Could you retype the records word for word but without any pictures?

START Exercise inputs

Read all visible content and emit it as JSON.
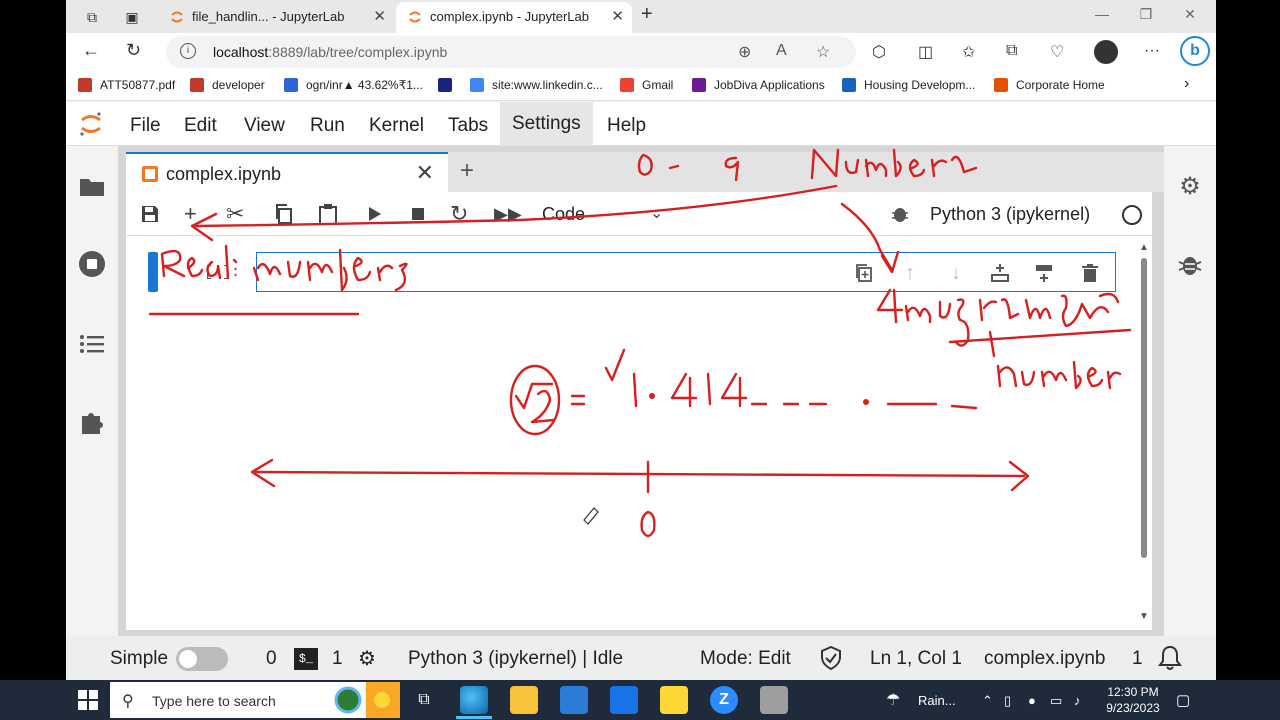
{
  "browser": {
    "tabs": [
      {
        "title": "file_handlin... - JupyterLab",
        "active": false
      },
      {
        "title": "complex.ipynb - JupyterLab",
        "active": true
      }
    ],
    "url_host": "localhost",
    "url_path": ":8889/lab/tree/complex.ipynb",
    "bookmarks": [
      {
        "label": "ATT50877.pdf",
        "color": "#c0392b"
      },
      {
        "label": "developer",
        "color": "#c0392b"
      },
      {
        "label": "ogn/inr▲ 43.62%₹1...",
        "color": "#2d64d6"
      },
      {
        "label": "",
        "color": "#1a237e"
      },
      {
        "label": "site:www.linkedin.c...",
        "color": "#4285f4"
      },
      {
        "label": "Gmail",
        "color": "#ea4335"
      },
      {
        "label": "JobDiva Applications",
        "color": "#6a1b9a"
      },
      {
        "label": "Housing Developm...",
        "color": "#1565c0"
      },
      {
        "label": "Corporate Home",
        "color": "#e65100"
      }
    ]
  },
  "jupyter": {
    "menu": [
      "File",
      "Edit",
      "View",
      "Run",
      "Kernel",
      "Tabs",
      "Settings",
      "Help"
    ],
    "highlighted_menu": "Settings",
    "doc_tab": "complex.ipynb",
    "cell_type": "Code",
    "kernel_name": "Python 3 (ipykernel)",
    "cell_prompt": "[ ]:",
    "status": {
      "mode_label": "Simple",
      "terminals": "0",
      "kernels": "1",
      "kernel_state": "Python 3 (ipykernel) | Idle",
      "edit_mode": "Mode: Edit",
      "cursor": "Ln 1, Col 1",
      "file": "complex.ipynb",
      "notifications": "1"
    }
  },
  "annotations": {
    "top_text": "0 - 9 Number",
    "real_text": "Real numbers",
    "imaginary_text": "Imaginary",
    "imaginary_number_text": "number",
    "sqrt_text": "√2 = 1.414_ __ . __ _",
    "zero_label": "0"
  },
  "taskbar": {
    "search_placeholder": "Type here to search",
    "weather": "Rain...",
    "time": "12:30 PM",
    "date": "9/23/2023"
  }
}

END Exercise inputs

** Solution for this problem **
Read all visible content and emit it as JSON.
{
  "browser": {
    "tabs": [
      {
        "title": "file_handlin... - JupyterLab",
        "active": false
      },
      {
        "title": "complex.ipynb - JupyterLab",
        "active": true
      }
    ],
    "url_host": "localhost",
    "url_path": ":8889/lab/tree/complex.ipynb",
    "bookmarks": [
      {
        "label": "ATT50877.pdf",
        "color": "#c0392b"
      },
      {
        "label": "developer",
        "color": "#c0392b"
      },
      {
        "label": "ogn/inr▲ 43.62%₹1...",
        "color": "#2d64d6"
      },
      {
        "label": "",
        "color": "#1a237e"
      },
      {
        "label": "site:www.linkedin.c...",
        "color": "#4285f4"
      },
      {
        "label": "Gmail",
        "color": "#ea4335"
      },
      {
        "label": "JobDiva Applications",
        "color": "#6a1b9a"
      },
      {
        "label": "Housing Developm...",
        "color": "#1565c0"
      },
      {
        "label": "Corporate Home",
        "color": "#e65100"
      }
    ]
  },
  "jupyter": {
    "menu": [
      "File",
      "Edit",
      "View",
      "Run",
      "Kernel",
      "Tabs",
      "Settings",
      "Help"
    ],
    "highlighted_menu": "Settings",
    "doc_tab": "complex.ipynb",
    "cell_type": "Code",
    "kernel_name": "Python 3 (ipykernel)",
    "cell_prompt": "[ ]:",
    "status": {
      "mode_label": "Simple",
      "terminals": "0",
      "kernels": "1",
      "kernel_state": "Python 3 (ipykernel) | Idle",
      "edit_mode": "Mode: Edit",
      "cursor": "Ln 1, Col 1",
      "file": "complex.ipynb",
      "notifications": "1"
    }
  },
  "annotations": {
    "top_text": "0 - 9 Number",
    "real_text": "Real numbers",
    "imaginary_text": "Imaginary",
    "imaginary_number_text": "number",
    "sqrt_text": "√2 = 1.414_ __ . __ _",
    "zero_label": "0"
  },
  "taskbar": {
    "search_placeholder": "Type here to search",
    "weather": "Rain...",
    "time": "12:30 PM",
    "date": "9/23/2023"
  }
}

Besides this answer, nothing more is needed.